A new anti-herpes agent derived from a common herb effectively treats and prevents the disease in animals. Researchers from Dalhousie University in Nova Scotia present their data today at the 103rd General Meeting of the American Society for Microbiology.
For over 30 years, physicians have assumed that any expectant mother with genital herpes lesions at delivery must deliver her baby by Caesarian section to minimize chances of transmission of the disease to the infant, although there was no clinical or research information supporting that practice. A study by University of Washington physicians confirms that Caesarian section is indeed the way to go to prevent transmission of HSV (herpes simplex virus).
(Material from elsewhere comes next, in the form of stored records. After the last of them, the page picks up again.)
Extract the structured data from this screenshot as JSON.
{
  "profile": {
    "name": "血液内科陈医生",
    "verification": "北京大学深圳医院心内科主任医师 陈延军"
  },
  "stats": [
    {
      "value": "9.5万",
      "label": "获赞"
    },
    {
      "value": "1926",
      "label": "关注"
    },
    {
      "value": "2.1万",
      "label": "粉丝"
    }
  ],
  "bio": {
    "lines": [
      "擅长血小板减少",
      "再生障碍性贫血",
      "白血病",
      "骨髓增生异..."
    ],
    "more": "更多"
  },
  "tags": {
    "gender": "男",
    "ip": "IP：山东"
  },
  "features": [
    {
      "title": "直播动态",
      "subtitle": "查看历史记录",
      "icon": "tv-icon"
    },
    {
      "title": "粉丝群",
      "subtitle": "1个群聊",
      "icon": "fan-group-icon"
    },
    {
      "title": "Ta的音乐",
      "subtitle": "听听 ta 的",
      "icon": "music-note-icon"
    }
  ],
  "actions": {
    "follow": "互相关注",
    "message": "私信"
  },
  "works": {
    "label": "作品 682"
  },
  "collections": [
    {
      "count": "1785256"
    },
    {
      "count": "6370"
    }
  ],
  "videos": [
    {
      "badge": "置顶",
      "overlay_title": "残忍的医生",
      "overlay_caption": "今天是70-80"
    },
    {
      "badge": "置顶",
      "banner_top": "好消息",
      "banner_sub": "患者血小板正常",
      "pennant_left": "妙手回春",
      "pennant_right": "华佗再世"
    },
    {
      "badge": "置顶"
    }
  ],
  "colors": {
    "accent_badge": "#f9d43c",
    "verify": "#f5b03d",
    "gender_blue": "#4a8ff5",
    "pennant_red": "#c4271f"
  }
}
It’s one of those stories that simultaneously gives great hope but also a little dread. Researchers in Pennsylvania say they’ve successfully stimulated the production of a pain-blocking protein in mice by using a modified herpes virus to attach the appropriate genes onto the animals’ DNA. That’s potentially terrific news. If the same technique held true in humans, it could offer a new way to treat the devastating pain associated with some forms of cancer, such as bone cancer. Of course, a hell of a lot of mice were bred specifically develop the extremely painful bone tumors, just so the technique could be tested. It’s no doubt a necessary sacrifice, but one that shouldn’t be overlooked entirely. You don’t have to be a wacko member of PETA to spare a thought for the millions of mice and other lab animals that are sacrificed each year so humans can live healthier lives.